TO DO >> Search the entries below for the word "Mail" and copy each line that has it.

EXERCISE MATERIAL >>
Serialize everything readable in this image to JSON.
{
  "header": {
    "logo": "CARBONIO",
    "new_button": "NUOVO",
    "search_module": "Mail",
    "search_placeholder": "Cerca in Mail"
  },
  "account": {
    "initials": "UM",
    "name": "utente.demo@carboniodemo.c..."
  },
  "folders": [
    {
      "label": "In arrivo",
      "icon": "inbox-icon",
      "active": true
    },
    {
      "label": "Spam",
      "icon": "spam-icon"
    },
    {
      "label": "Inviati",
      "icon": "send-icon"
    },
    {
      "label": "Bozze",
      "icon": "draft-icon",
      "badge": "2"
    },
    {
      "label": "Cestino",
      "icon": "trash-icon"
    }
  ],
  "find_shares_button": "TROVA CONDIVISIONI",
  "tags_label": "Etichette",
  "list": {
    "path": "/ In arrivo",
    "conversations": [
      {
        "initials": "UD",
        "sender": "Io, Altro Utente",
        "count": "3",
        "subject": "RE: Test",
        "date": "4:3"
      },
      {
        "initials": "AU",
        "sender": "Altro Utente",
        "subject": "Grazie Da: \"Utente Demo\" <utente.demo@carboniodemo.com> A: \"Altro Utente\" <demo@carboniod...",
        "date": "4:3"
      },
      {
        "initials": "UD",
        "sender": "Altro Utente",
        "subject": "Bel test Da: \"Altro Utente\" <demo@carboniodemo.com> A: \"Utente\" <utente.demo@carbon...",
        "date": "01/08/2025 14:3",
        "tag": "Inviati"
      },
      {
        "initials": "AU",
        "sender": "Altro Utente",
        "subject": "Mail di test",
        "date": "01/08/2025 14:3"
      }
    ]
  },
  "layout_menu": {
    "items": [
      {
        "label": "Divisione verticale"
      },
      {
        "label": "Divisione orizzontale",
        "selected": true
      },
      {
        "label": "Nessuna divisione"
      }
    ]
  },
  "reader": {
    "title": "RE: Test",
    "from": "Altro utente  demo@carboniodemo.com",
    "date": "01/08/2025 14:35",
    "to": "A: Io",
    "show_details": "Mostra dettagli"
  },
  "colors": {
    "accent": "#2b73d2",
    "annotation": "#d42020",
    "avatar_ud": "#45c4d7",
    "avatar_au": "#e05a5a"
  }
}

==

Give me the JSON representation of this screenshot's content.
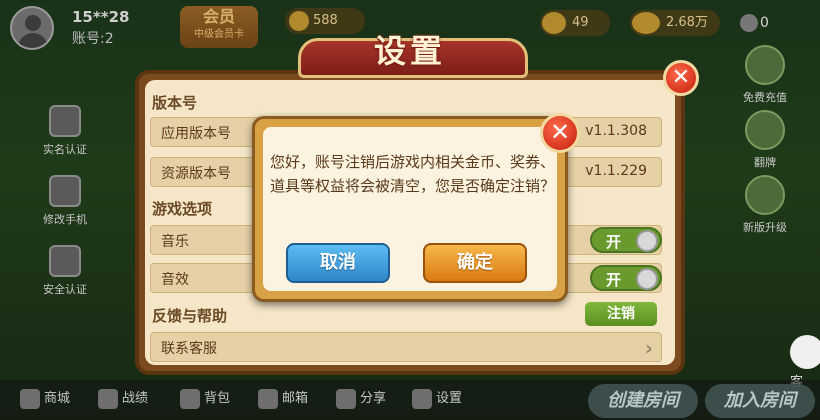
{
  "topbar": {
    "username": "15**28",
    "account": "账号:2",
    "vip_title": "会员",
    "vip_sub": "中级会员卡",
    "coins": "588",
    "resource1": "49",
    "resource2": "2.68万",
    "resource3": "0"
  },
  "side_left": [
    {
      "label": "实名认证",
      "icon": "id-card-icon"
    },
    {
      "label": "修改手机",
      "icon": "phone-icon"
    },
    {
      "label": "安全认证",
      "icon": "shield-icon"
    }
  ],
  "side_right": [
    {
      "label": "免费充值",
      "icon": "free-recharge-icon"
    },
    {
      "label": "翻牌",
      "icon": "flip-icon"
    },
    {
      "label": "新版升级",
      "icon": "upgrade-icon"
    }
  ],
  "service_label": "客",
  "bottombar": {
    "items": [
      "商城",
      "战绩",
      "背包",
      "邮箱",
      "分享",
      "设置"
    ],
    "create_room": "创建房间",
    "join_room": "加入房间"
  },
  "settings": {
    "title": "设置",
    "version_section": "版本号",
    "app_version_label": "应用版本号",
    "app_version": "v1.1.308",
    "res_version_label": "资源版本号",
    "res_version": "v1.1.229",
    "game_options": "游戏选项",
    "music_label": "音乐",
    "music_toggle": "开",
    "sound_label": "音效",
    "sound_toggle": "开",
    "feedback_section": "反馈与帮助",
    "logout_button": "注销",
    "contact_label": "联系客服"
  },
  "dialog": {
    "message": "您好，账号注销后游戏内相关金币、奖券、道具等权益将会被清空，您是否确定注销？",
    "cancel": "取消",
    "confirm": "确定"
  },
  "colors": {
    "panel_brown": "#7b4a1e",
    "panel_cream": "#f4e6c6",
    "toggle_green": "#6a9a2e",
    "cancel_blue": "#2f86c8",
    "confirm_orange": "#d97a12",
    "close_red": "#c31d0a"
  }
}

EXERCISE OUTPUT >>
    "search_module": "Mail",
    "search_placeholder": "Cerca in Mail"
        "subject": "Mail di test",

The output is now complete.